### [Activity]
Word for word, write out the entries that follow, omitting all pictures.

• • • • •

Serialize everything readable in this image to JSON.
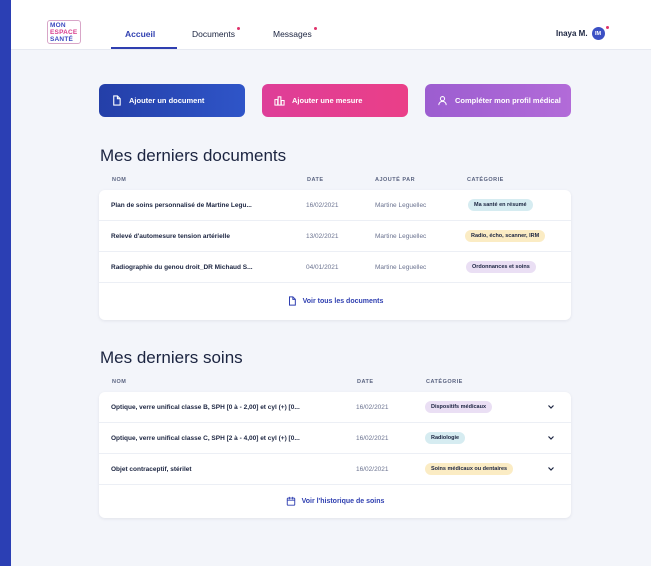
{
  "logo": {
    "line1": "MON",
    "line2": "ESPACE",
    "line3": "SANTÉ"
  },
  "nav": {
    "tabs": [
      {
        "label": "Accueil"
      },
      {
        "label": "Documents"
      },
      {
        "label": "Messages"
      }
    ],
    "user": {
      "name": "Inaya M.",
      "initials": "IM"
    }
  },
  "actions": [
    {
      "label": "Ajouter un document",
      "icon": "document-icon"
    },
    {
      "label": "Ajouter une mesure",
      "icon": "measure-icon"
    },
    {
      "label": "Compléter mon profil médical",
      "icon": "user-icon"
    }
  ],
  "documents": {
    "title": "Mes derniers documents",
    "columns": [
      "NOM",
      "DATE",
      "AJOUTÉ PAR",
      "CATÉGORIE"
    ],
    "rows": [
      {
        "name": "Plan de soins personnalisé de Martine Legu...",
        "date": "16/02/2021",
        "added_by": "Martine Leguellec",
        "category": "Ma santé en résumé",
        "category_color": "#d6ecf1"
      },
      {
        "name": "Relevé d'automesure tension artérielle",
        "date": "13/02/2021",
        "added_by": "Martine Leguellec",
        "category": "Radio, écho, scanner, IRM",
        "category_color": "#fbecc4"
      },
      {
        "name": "Radiographie du genou droit_DR Michaud S...",
        "date": "04/01/2021",
        "added_by": "Martine Leguellec",
        "category": "Ordonnances et soins",
        "category_color": "#eadff4"
      }
    ],
    "footer_link": "Voir tous les documents"
  },
  "soins": {
    "title": "Mes derniers soins",
    "columns": [
      "NOM",
      "DATE",
      "CATÉGORIE"
    ],
    "rows": [
      {
        "name": "Optique, verre unifical classe B, SPH [0 à - 2,00] et cyl (+) [0...",
        "date": "16/02/2021",
        "category": "Dispositifs médicaux",
        "category_color": "#eadff4"
      },
      {
        "name": "Optique, verre unifical classe C, SPH [2 à - 4,00] et cyl (+) [0...",
        "date": "16/02/2021",
        "category": "Radiologie",
        "category_color": "#d6ecf1"
      },
      {
        "name": "Objet contraceptif, stérilet",
        "date": "16/02/2021",
        "category": "Soins médicaux ou dentaires",
        "category_color": "#fbecc4"
      }
    ],
    "footer_link": "Voir l'historique de soins"
  },
  "colors": {
    "primary": "#2f3fb0",
    "pink": "#e23c93",
    "purple": "#a765d4",
    "notification": "#e0336b"
  }
}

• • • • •

### [Task solution]
Serialize everything readable in this image to JSON.
{
  "logo": {
    "line1": "MON",
    "line2": "ESPACE",
    "line3": "SANTÉ"
  },
  "nav": {
    "tabs": [
      {
        "label": "Accueil"
      },
      {
        "label": "Documents"
      },
      {
        "label": "Messages"
      }
    ],
    "user": {
      "name": "Inaya M.",
      "initials": "IM"
    }
  },
  "actions": [
    {
      "label": "Ajouter un document",
      "icon": "document-icon"
    },
    {
      "label": "Ajouter une mesure",
      "icon": "measure-icon"
    },
    {
      "label": "Compléter mon profil médical",
      "icon": "user-icon"
    }
  ],
  "documents": {
    "title": "Mes derniers documents",
    "columns": [
      "NOM",
      "DATE",
      "AJOUTÉ PAR",
      "CATÉGORIE"
    ],
    "rows": [
      {
        "name": "Plan de soins personnalisé de Martine Legu...",
        "date": "16/02/2021",
        "added_by": "Martine Leguellec",
        "category": "Ma santé en résumé",
        "category_color": "#d6ecf1"
      },
      {
        "name": "Relevé d'automesure tension artérielle",
        "date": "13/02/2021",
        "added_by": "Martine Leguellec",
        "category": "Radio, écho, scanner, IRM",
        "category_color": "#fbecc4"
      },
      {
        "name": "Radiographie du genou droit_DR Michaud S...",
        "date": "04/01/2021",
        "added_by": "Martine Leguellec",
        "category": "Ordonnances et soins",
        "category_color": "#eadff4"
      }
    ],
    "footer_link": "Voir tous les documents"
  },
  "soins": {
    "title": "Mes derniers soins",
    "columns": [
      "NOM",
      "DATE",
      "CATÉGORIE"
    ],
    "rows": [
      {
        "name": "Optique, verre unifical classe B, SPH [0 à - 2,00] et cyl (+) [0...",
        "date": "16/02/2021",
        "category": "Dispositifs médicaux",
        "category_color": "#eadff4"
      },
      {
        "name": "Optique, verre unifical classe C, SPH [2 à - 4,00] et cyl (+) [0...",
        "date": "16/02/2021",
        "category": "Radiologie",
        "category_color": "#d6ecf1"
      },
      {
        "name": "Objet contraceptif, stérilet",
        "date": "16/02/2021",
        "category": "Soins médicaux ou dentaires",
        "category_color": "#fbecc4"
      }
    ],
    "footer_link": "Voir l'historique de soins"
  },
  "colors": {
    "primary": "#2f3fb0",
    "pink": "#e23c93",
    "purple": "#a765d4",
    "notification": "#e0336b"
  }
}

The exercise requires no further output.